Be careful about modern idioms. The characters talk in an informal way that doesn’t try to create something antiquated and olde worlde, which was mostly great. But just occasionally – literally three times in 643 pages – there were phrases that felt too modern, and that jolted me out of the scene. That was a real shame, but so easy to do. I wonder how far that’s a matter of the writing and how far it’s a matter of my personal perspective, but it’s still a useful lesson.

You can get away with a lot with likeable characters. Seriously, I would never have got through this thing if the characters hadn’t been both likeable and quite interesting. I’d have liked to see more edge from some of them, and more depth in others, but in the end I wanted to spend more time with them, and that’s a good thing.

Final thought

Up until now I’ve kept it spoiler free. So unless you’ve read the book, or don’t intend to, now’s the time to stop.
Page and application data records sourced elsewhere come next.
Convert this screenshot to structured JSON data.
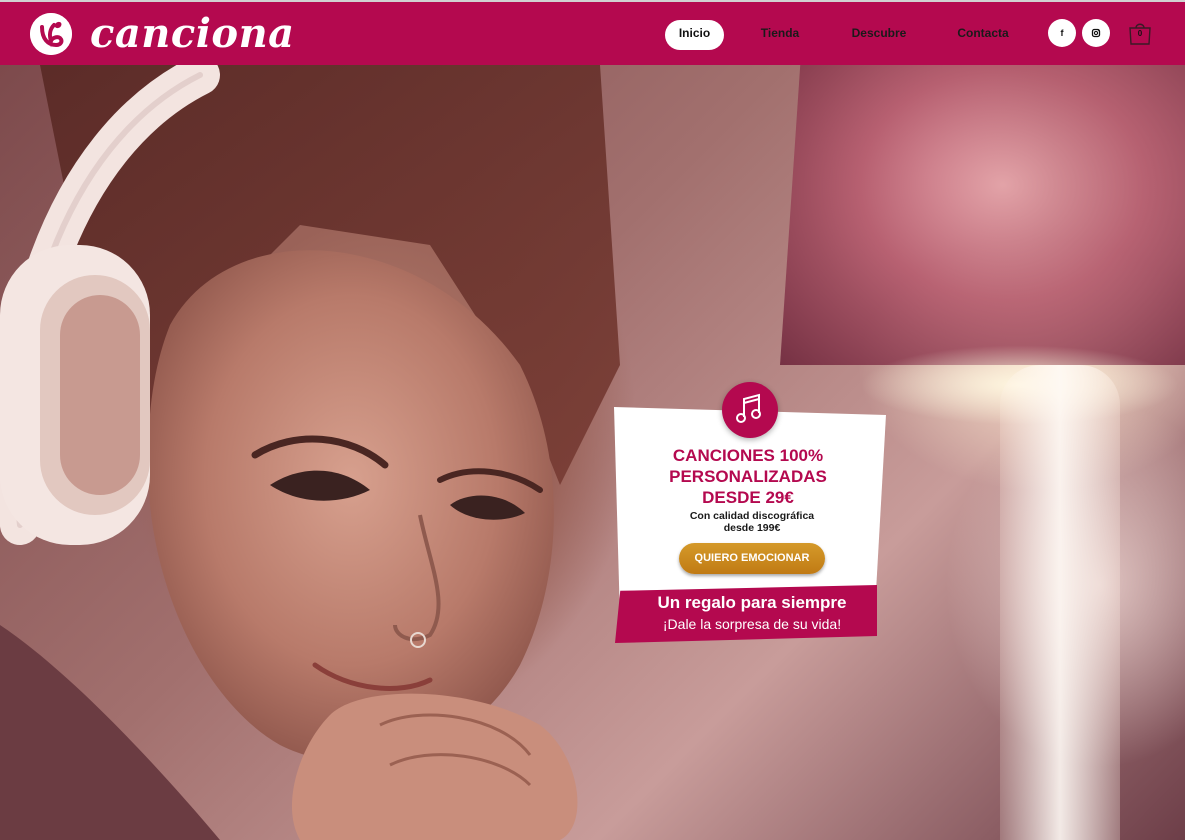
{
  "brand": {
    "name": "canciona",
    "color": "#b4094f"
  },
  "nav": {
    "items": [
      {
        "label": "Inicio",
        "active": true
      },
      {
        "label": "Tienda",
        "active": false
      },
      {
        "label": "Descubre",
        "active": false
      },
      {
        "label": "Contacta",
        "active": false
      }
    ]
  },
  "social": {
    "facebook_icon": "facebook-icon",
    "facebook_glyph": "f",
    "instagram_icon": "instagram-icon"
  },
  "cart": {
    "icon": "shopping-bag-icon",
    "count": "0"
  },
  "promo": {
    "icon": "music-note-icon",
    "title_line1": "CANCIONES 100%",
    "title_line2": "PERSONALIZADAS",
    "title_line3": "DESDE 29€",
    "subtitle_line1": "Con calidad discográfica",
    "subtitle_line2": "desde 199€",
    "cta_label": "QUIERO EMOCIONAR",
    "cta_color": "#c98518"
  },
  "tagline": {
    "main": "Un regalo para siempre",
    "sub": "¡Dale la sorpresa de su vida!"
  }
}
So, the final twist in Kelsier’s plan – I couldn’t help but see that as a commentary on religion. I mean, here’s a man of magical power letting himself be put to death to inspire others to a greater good. But when you read it, did you feel that it cast a cynical or an optimistic light on religion? Was it saying ‘hey, look how a messiah can inspire people’, or was it saying ‘hey, this guy just manipulated people into building his cult’? I’m pretty sure Sanderson intended it as optimistic – he’s a Mormon, so not likely to be too cynical about religion – but did it feel that way to you?

And on that note, I shall get back to work. Then maybe some more reading – I have two more Mistborn novels waiting on the shelf. In the meantime I’d be interested to hear what others think of the book – leave your comments below.

Does good writing advice come with good books?

I’ve finally started reading Brandon Sanderson’s Mistborn books. I’ve been listening to his advice on Writing Excuses for years, so it made sense to read his books, to see how that advice pans out.

Plus my brother is reading them, and it’ll give us something other than Game of Thrones to talk about. (According to our nearest and dearest, we discuss GoT too much. To which I say, how can you have too much awesome?)

OK, maybe it was too much for Sean Bean
OK, maybe it was too much for Sean Bean

So far I’m enjoying the first Mistborn book. This is good, as I don’t like to give up on books part way through, and this one’s over six hundred pages long. But the whole situation raised an awkward question – do you have to enjoy someone’s writing to think that their writing advice is good?

There are two sides to this. On the one hand, doing something well is a different skill from analysing and explaining it well. On the other hand, given that there are many different approaches to writing, shouldn’t you be using ones that shape the literature you enjoy?

I remain ambivalent on the subject. For me, pretty much any writing advice is worth thinking about, and in many cases trying at least once. I don’t want to be the next Elmore Leonard, but there’s some good advice in his ten rules. Same for most writers, I’m sure.

So what do you think? Does your favourite advice come from your favourite authors? How do you pick the best advice? Leave your advice on this below.